→ TASK TO COMPLETE
Find every line in the records below that contains the word "Gain", and copy each such line.

→ GIVEN INFORMATION
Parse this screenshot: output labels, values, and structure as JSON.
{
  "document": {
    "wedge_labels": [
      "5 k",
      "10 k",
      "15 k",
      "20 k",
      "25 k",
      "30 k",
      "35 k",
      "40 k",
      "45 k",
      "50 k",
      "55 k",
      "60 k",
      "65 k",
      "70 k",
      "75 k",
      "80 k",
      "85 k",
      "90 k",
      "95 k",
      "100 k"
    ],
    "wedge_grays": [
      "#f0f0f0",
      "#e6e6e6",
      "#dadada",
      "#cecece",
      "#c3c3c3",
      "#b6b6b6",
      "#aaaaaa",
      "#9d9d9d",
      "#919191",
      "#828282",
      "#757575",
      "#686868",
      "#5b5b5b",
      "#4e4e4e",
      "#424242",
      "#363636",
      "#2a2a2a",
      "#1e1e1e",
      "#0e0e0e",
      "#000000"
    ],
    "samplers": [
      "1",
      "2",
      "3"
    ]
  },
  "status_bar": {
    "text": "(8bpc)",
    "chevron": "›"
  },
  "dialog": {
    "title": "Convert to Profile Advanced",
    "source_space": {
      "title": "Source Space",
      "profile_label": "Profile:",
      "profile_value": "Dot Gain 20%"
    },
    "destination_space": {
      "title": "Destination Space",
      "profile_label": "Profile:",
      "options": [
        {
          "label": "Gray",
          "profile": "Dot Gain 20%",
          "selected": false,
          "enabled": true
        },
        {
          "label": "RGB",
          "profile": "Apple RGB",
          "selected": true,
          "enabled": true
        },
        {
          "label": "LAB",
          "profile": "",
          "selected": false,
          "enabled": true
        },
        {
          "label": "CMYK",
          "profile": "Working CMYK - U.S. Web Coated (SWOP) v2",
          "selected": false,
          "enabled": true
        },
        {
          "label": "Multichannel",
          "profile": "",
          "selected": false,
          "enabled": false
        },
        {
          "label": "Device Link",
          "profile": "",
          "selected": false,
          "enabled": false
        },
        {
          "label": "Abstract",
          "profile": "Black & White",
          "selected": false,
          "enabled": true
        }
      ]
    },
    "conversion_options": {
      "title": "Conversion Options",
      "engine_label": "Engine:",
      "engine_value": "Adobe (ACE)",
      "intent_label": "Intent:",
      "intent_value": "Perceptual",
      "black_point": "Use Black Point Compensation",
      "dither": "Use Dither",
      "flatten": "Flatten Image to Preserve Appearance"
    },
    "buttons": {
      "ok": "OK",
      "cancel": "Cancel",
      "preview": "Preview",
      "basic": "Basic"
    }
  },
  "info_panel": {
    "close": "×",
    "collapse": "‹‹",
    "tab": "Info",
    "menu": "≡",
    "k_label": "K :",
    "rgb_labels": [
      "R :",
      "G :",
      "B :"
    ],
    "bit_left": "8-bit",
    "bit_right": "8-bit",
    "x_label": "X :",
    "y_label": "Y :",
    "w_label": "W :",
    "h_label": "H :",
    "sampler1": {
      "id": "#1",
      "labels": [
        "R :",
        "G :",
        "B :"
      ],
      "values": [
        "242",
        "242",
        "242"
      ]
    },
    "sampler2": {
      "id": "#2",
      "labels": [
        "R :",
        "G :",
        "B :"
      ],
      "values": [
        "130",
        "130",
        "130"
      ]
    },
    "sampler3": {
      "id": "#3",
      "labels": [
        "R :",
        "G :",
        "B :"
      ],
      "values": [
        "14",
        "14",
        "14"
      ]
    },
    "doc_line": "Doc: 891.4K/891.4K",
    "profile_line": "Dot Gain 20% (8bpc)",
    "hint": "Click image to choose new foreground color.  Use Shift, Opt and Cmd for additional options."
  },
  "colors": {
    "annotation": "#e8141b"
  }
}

→ SOLUTION FOR THIS EXERCISE
      "profile_value": "Dot Gain 20%"
          "profile": "Dot Gain 20%",
    "profile_line": "Dot Gain 20% (8bpc)",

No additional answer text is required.